On March 19, Antech Diagnostics announced that it also has not detected any evidence of SARS-CoV-2 in samples from dogs and cats.
Monitoring potential drug shortages, conserving masks and gowns
Since February, AVMA leaders have been working with the CDC, the Food and Drug Administration, the U.S. Department of Agriculture, and other experts and international disease authorities to gather the latest information on the coronavirus for veterinarians, clients, and patients, available at avma.org/coronavirus. Aside from keeping veterinary team members healthy, ensuring as much access to care for ill patients as possible, and other concerns, AVMA leaders are worried about potential drug shortages as COVID-19 disrupts supply chains, especially because six of the 32 companies that produce animal-use drugs in China or that use active ingredients from China to produce drugs for the U.S. market indicated to the FDA they have seen disruptions that could lead to shortages.
No animal drug shortages were reported as of mid-March.
The website notes that FDA officials were working with the companies to find ways to mitigate shortages, and the AVMA was collecting information on drug needs and veterinarians’ concerns. The AVMA is asking that veterinarians send information on supply chain issues to coronavirusavma [dot] org, with details on the products and their manufacturers or distributors.
FDA officials also forecast short supplies of personal protective equipment such as surgical masks, gowns, and suits, as well as isolation gowns.
Guidance from the FDA on surgical mask and gown conservation strategies is available at jav.ma/masks.
Event cancellations, online classes
As cases of COVID-19 ramped up over the beginning of March, academic institutions reacted by taking greater precautions to slow the spread of the COVID-19 illness.
The 50th Annual Student AVMA Symposium, slated for March 14-16 at Cornell University College of Veterinary Medicine in Ithaca, New York, was canceled after organizers conferred and the university called off all nonessential events or work-related gatherings scheduled between March 9 and April 15 that involved more than 100 people.
Student organizers were working with college leadership to identify ways to provide recorded lectures for registrants to view, according to a post on the event’s website.
The Veterinary Innovation Summit, which was to be held April 3-5 at Texas A&M University College of Veterinary Medicine & Biomedical Sciences, was also canceled because of caution over COVID-19. All registration fees were to be refunded and cancellation fees waived.
Many universities with veterinary colleges announced in mid-March that they were suspending face-to-face instruction and testing for various lengths of time during the spring semester to allow for social distancing.
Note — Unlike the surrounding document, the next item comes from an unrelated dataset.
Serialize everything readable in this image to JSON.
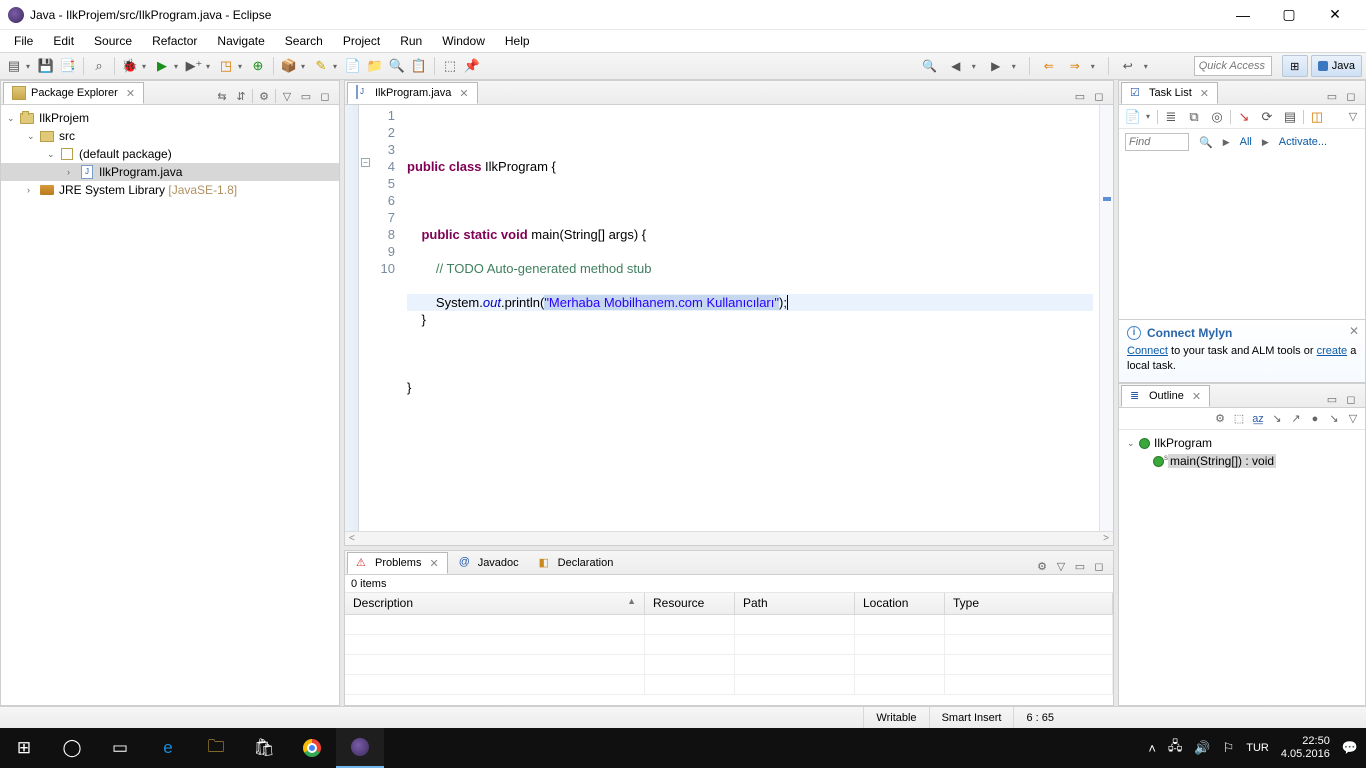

Instead, universities encouraged educators to move their courses online and to prepare to continue that way as long as in-person instruction seemed inadvisable, potentially through the end of the semester.
Many clinical rotations were being cancelled and veterinary teaching hospitals were curtailing operations to enable social distancing, according to a March 15 announcement from the Association of American Veterinary Medical Colleges. “Schools are working with students who are in clinical rotations and externships on an individual basis to re-assign them or make alternative arrangements as needed,” the announcement said.
The AAVMC also noted that its impacted member institutions were working with the AVMA Council on Education to ensure they maintain the highest quality of education during this time.
“The COE requires schools to report any disruption to the educational program lasting two or more weeks and to describe their plans to remediate the disruption. The COE is reviewing these plans to ensure they are in compliance with the standards of accreditation,” the announcement said.